▶ Source information:

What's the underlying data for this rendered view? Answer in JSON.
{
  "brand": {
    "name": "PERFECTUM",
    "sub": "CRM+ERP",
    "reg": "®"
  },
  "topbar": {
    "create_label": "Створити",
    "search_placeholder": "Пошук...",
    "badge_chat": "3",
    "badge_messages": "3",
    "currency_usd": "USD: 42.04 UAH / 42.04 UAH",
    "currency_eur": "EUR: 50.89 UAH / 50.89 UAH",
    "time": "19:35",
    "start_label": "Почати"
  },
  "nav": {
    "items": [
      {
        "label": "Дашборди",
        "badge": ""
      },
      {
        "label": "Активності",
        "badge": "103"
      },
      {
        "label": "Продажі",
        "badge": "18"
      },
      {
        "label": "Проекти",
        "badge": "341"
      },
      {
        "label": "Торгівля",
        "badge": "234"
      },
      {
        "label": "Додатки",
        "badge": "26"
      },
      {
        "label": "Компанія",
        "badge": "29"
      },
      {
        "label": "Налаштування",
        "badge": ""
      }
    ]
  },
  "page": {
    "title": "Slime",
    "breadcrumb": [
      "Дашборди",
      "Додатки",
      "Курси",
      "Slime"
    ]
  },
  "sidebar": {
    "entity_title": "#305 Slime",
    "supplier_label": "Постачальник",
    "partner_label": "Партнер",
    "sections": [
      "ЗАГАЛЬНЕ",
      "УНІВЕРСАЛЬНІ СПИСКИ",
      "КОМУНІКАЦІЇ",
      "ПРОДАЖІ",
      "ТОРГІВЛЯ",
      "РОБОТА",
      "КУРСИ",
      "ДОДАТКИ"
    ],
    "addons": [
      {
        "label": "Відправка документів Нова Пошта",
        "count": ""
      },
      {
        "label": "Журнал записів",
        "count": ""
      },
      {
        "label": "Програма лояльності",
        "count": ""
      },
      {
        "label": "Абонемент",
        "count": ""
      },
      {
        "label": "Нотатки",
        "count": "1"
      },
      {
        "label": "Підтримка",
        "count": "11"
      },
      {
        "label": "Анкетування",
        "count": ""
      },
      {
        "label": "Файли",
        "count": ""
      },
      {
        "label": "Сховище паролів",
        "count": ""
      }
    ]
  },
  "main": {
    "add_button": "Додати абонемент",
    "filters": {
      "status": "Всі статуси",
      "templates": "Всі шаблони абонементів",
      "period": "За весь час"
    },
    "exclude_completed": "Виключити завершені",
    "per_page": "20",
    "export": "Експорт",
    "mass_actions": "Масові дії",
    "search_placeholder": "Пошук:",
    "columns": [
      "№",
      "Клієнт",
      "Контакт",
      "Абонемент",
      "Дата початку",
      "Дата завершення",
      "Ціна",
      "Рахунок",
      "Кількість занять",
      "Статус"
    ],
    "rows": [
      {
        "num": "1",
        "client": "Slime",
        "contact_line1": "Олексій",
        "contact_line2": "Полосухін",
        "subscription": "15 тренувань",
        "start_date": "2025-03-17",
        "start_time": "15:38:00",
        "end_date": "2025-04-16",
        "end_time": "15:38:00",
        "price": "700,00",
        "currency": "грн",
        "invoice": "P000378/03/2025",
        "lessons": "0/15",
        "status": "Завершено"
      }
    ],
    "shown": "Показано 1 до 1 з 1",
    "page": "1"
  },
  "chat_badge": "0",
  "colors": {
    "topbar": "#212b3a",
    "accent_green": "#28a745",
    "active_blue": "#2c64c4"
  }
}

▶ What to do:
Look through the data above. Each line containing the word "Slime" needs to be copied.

▶ Response for this exercise:
    "title": "Slime",
      "Slime"
    "entity_title": "#305 Slime",
        "client": "Slime",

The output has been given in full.